A lot of crap. You must be careful what you expose yourself to. I don’t need to sit there and see all that. A lot of anonymity and strange things. It could be bad and scary if your head is not in the right place.
Quite the understatement there. Anonymity and ‘strange’ things. Instead of strange he could have used many words to describe the stuff sent to him, his teammates, other footballers, and even just random people who use Twitter, such as:
- And many, many more
I wrote about my own relationship with the platform last week. I’m just a bloke with a football blog with some mostly reasonable, fairly uncontroversial (I think) opinions about the game and this team/club, and there’s a lot of stuff I don’t want to see. If I’m a young footballer, I’m absolutely sure I don’t want to see a lot of the stuff sent my way. Especially if, heaven forbid, you have a bad game, miss a penalty, lose form, or display any human failings whatsoever.
I think Odegaard’s point about anonymity is an interesting one, especially in the wake of recent discussions about how doing away with it would somehow be a solution for many of the issues social media presents. Yes, there are a lot of faceless, egg-avatar, no-real-name people out there who deal in abuse. There are also a lot of people who are quite prepared to do that with their real names right there, with details of their work and life in their bio.
“Love my club, love my kids, love my country, love my dog“, but quite prepared to throw out racist epithets on social media. Doing away with anonymity doesn’t do much about those people, does it? I’ve said this before, but ultimately it comes down to the platforms themselves being completely unwilling to deal with those who contravene their terms of service, because a) it’s resource intensive and expensive and b) they value themselves via their user-base and the bigger that is the better. So what if people are abused on the basis of their skin colour, religion, sexuality, nationality and all the rest? Let’s mine that data and serve those ads!
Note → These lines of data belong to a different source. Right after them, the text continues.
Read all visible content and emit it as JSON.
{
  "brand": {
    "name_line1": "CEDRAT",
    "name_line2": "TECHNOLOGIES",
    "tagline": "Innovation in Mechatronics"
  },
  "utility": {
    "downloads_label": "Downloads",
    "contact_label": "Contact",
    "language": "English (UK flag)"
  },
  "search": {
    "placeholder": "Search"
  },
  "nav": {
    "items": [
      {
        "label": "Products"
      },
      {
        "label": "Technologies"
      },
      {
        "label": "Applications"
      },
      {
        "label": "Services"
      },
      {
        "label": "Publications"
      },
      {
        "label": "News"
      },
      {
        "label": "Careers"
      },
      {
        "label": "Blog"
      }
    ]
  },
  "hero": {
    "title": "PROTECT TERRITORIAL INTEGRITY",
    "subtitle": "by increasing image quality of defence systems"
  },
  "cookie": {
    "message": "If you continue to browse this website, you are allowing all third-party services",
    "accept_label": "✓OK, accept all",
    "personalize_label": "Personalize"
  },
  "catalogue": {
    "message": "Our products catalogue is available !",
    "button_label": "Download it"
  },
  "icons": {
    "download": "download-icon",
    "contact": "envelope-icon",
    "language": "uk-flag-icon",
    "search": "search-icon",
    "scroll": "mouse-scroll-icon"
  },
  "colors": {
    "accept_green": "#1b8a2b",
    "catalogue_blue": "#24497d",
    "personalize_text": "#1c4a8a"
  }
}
Obviously there are some potential upsides. If you’re ‘brand’ conscious, it’s a great way to do that kind of stuff. And let’s not ignore the fact you can have a good time, you can meet and chat with good people. I think we should also stop and think about the simple fact that we’re talking about footballers not being on social media for their own good, rather than really focusing on the fact they, as much as anyone else, should be able to use it without fear of someone publicly or privately sending them abuse. The platforms are broken, and they don’t want to repair them. That is the reality.
It’s a matter of personal choice. Some will be able to filter out most of it and perhaps compartmentalise the bits and pieces that get through – dismissing those people and their ‘opinions’ as irrelevant to their lives. Some won’t see anything because they have a social media team doing all their posting anyway – although that can come with its own problems:
But there are people who will be affected negatively by it. Whether it’s abuse or criticism, it can sting, it can be very easy to dwell on the negative side of it, and detrimental to their mental health. Like a writer whose book gets 99 good reviews, but the 1 bad one whirls around in their mind and becomes impossible to shake. For them, there’s no benefit to social media, it’s just the digital equivalent of inviting a load of people to a party who trash your living room, break the TV and take a piss in the corner while telling you it’s all your own fault anyway.
To each their own. If Martin Odegaard has decided it’s a ‘load of crap’ that’s of no benefit to him at all, then so be it. There isn’t a one-size-fits-all thing with social media, and there’s not a lot about football Twitter he’s going to miss out on, is there?
Right, let’s leave it there for this morning. For some extra reading, Tim’s column this week looks at the next ‘big’ signing on the horizon, a striker.
There’s also a bit more discussion of footballers and social media in today’s Arsecast, as well as Arsene Wenger chat and loads more besides. All the links you need to listen/download are there, enjoy the show.